Nov112008

SpringSource acquires G2One

From PC World and other sources...

SpringSource just purchased G2One, the company backing Groovy and Grails. I think this is a great, if somewhat expected, move, for several reasons:

First, G2One is giving SpringSource the agile development platform it needs to stay competitive with other Java-based rapid application platforms, such as JBoss Seam.

The Seam framework seems to be geared toward building applications rapidly, gluing together JSF front-end web applications with back-end EJB, JPA and Hibernate. From my limited research, it seems to do a pretty good job at simplifying JSF and at gluing together components into a simple, easy to access context. However, Seam still generates lots of descriptors, and is more heavyweight when it comes to deployment (you generally should deploy in a full container such as JBoss). You could argue that Seam, while building more heavyweight components, still runs the standard Java EE component stack.

Grails is a tremendously productive platform. You can build applications using Groovy, taking advantage of the dynamic typing and closures, as well as the fantastic GORM relational mapping tool (which is backed by Hibernate). The front-end supports scaffolding, so that you can dynamically generate prototype web pages for CRUD operations, all while validating and imporoving your domain model.

Reading through the Merger FAQ, it appears that G2One users will be able to gain support by purchasing a SpringSource license, SpringSource / Covalent will now help maintain / enhance Grails, and that they will keep the framework free via the Apache Software License.

This will be a huge leg up for the Grails platform and the Groovy community. I'm looking forward to seeing more Grails opportunities in the future.

Wednesday
Oct082008

Updated SpringSource Distribution Policy

Note: I'm updating this article's title. Rod had noted it's not a licensing change, rather a distribution change. I made the change to my post text, but not the URL or the article title.

Read the updated SpringSource distribution decision on Rod Johnson's Blog Page. This is a change to a recent policy decision by SpringSource to provide updates for 3 months after a new major/minor release.

The change provides for releases of builds to the open source community until a new major/minor version is delivered. For example, the current 2.5.5 release would be revved to 2.5.6 (based on Rod's information) and once a 3.0 release is provided, the 2.5.x line would be provided but not updated (unless your organization is a SpringSource licensee under support contract).
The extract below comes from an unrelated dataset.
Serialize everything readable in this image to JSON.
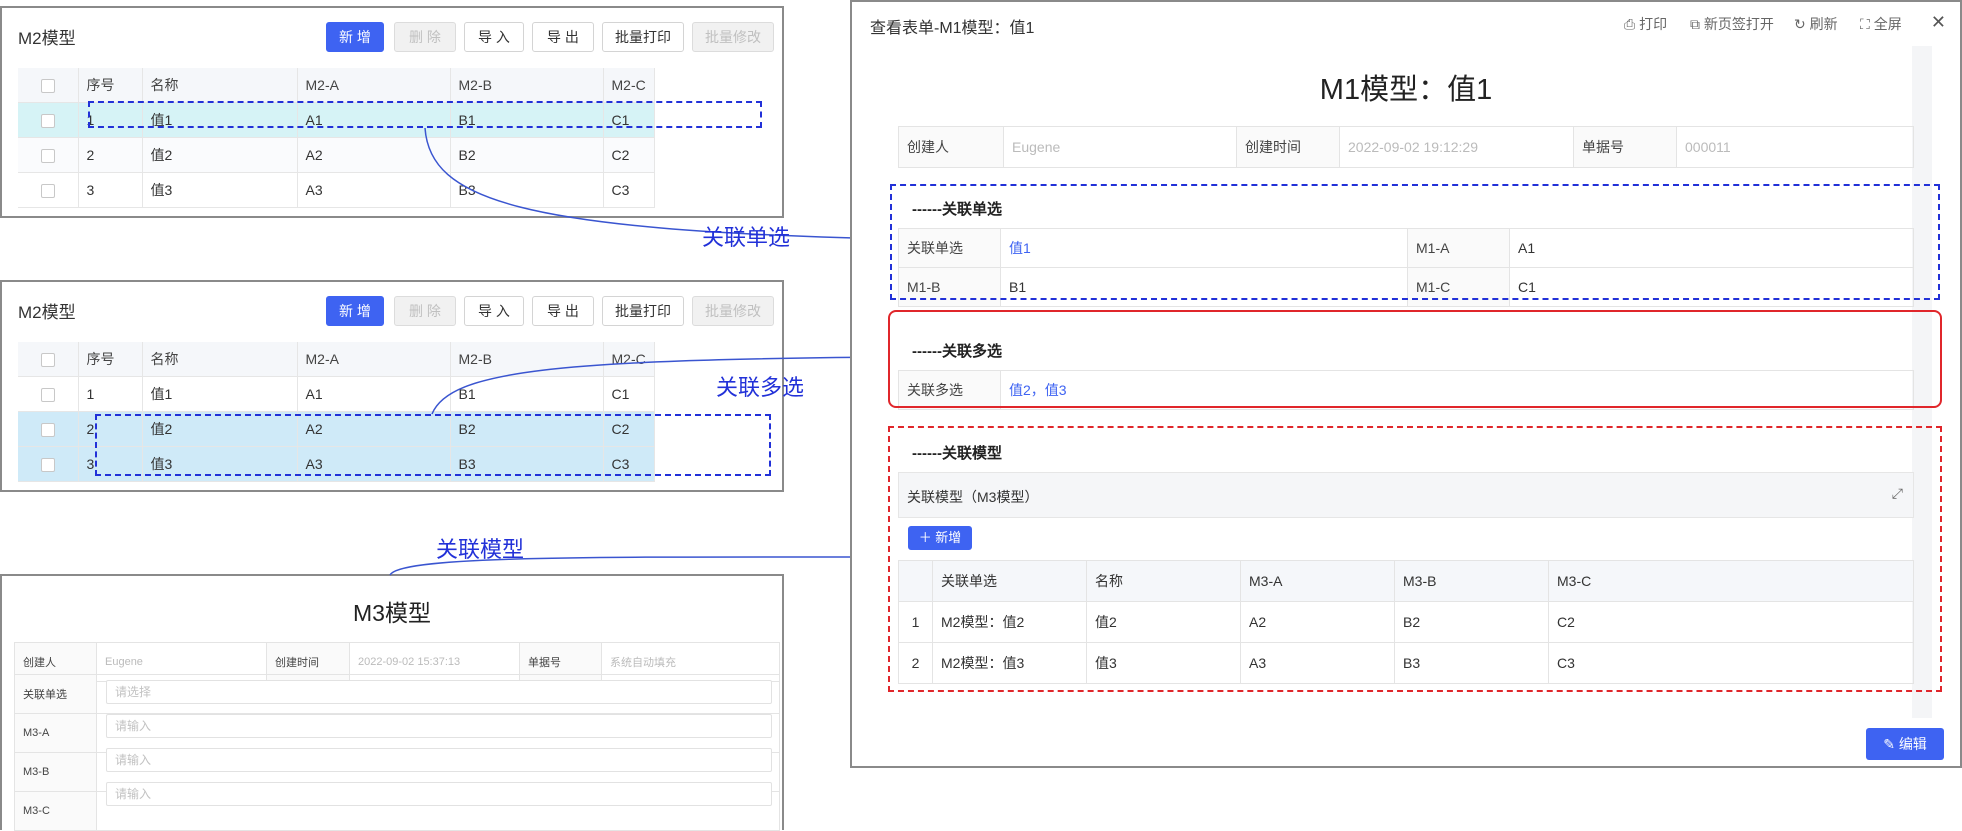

This is a fair agreement, as open source teams can now continue building applications based on Spring and decide when they are ready to update to a newer version of the software, without worrying about purchasing support. Concordant with this change are upcoming licensing models for small business and systems integrators.